ASSIGNMENT: Would you repeat all of the records underneath, exactly as written?

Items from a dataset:
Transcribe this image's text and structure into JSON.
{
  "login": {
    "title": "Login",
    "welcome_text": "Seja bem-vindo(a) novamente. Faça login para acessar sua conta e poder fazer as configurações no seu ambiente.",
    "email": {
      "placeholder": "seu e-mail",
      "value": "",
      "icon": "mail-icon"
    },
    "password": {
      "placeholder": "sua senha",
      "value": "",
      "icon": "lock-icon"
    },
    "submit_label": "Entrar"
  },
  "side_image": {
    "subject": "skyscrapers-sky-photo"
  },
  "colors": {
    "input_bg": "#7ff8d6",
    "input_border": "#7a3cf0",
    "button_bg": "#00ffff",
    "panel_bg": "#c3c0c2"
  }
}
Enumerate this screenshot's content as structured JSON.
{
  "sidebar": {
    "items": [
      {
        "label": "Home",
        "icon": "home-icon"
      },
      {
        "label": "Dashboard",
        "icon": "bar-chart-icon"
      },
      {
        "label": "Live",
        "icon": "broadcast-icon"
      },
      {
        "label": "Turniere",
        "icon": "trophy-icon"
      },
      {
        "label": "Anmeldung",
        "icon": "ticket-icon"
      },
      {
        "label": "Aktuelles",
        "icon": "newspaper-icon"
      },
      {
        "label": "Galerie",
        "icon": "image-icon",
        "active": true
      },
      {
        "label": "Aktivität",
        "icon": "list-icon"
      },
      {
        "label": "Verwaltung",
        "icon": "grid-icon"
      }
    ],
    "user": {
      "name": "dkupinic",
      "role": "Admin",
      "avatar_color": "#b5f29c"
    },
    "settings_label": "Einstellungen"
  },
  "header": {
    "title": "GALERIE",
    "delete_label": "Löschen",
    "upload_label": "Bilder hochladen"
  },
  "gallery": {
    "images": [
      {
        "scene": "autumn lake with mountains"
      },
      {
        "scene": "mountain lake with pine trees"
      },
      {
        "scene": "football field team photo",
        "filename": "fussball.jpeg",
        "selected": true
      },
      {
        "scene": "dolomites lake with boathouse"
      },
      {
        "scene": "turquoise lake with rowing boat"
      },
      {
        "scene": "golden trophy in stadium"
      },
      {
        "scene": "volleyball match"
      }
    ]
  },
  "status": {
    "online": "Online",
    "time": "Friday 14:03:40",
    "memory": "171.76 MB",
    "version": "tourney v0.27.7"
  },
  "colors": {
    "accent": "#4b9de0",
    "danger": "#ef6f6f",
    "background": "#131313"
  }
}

TASK ANSWER:
Transcribe this image's text and structure into JSON.
{
  "login": {
    "title": "Login",
    "welcome_text": "Seja bem-vindo(a) novamente. Faça login para acessar sua conta e poder fazer as configurações no seu ambiente.",
    "email": {
      "placeholder": "seu e-mail",
      "value": "",
      "icon": "mail-icon"
    },
    "password": {
      "placeholder": "sua senha",
      "value": "",
      "icon": "lock-icon"
    },
    "submit_label": "Entrar"
  },
  "side_image": {
    "subject": "skyscrapers-sky-photo"
  },
  "colors": {
    "input_bg": "#7ff8d6",
    "input_border": "#7a3cf0",
    "button_bg": "#00ffff",
    "panel_bg": "#c3c0c2"
  }
}
Enumerate this screenshot's content as structured JSON.
{
  "sidebar": {
    "items": [
      {
        "label": "Home",
        "icon": "home-icon"
      },
      {
        "label": "Dashboard",
        "icon": "bar-chart-icon"
      },
      {
        "label": "Live",
        "icon": "broadcast-icon"
      },
      {
        "label": "Turniere",
        "icon": "trophy-icon"
      },
      {
        "label": "Anmeldung",
        "icon": "ticket-icon"
      },
      {
        "label": "Aktuelles",
        "icon": "newspaper-icon"
      },
      {
        "label": "Galerie",
        "icon": "image-icon",
        "active": true
      },
      {
        "label": "Aktivität",
        "icon": "list-icon"
      },
      {
        "label": "Verwaltung",
        "icon": "grid-icon"
      }
    ],
    "user": {
      "name": "dkupinic",
      "role": "Admin",
      "avatar_color": "#b5f29c"
    },
    "settings_label": "Einstellungen"
  },
  "header": {
    "title": "GALERIE",
    "delete_label": "Löschen",
    "upload_label": "Bilder hochladen"
  },
  "gallery": {
    "images": [
      {
        "scene": "autumn lake with mountains"
      },
      {
        "scene": "mountain lake with pine trees"
      },
      {
        "scene": "football field team photo",
        "filename": "fussball.jpeg",
        "selected": true
      },
      {
        "scene": "dolomites lake with boathouse"
      },
      {
        "scene": "turquoise lake with rowing boat"
      },
      {
        "scene": "golden trophy in stadium"
      },
      {
        "scene": "volleyball match"
      }
    ]
  },
  "status": {
    "online": "Online",
    "time": "Friday 14:03:40",
    "memory": "171.76 MB",
    "version": "tourney v0.27.7"
  },
  "colors": {
    "accent": "#4b9de0",
    "danger": "#ef6f6f",
    "background": "#131313"
  }
}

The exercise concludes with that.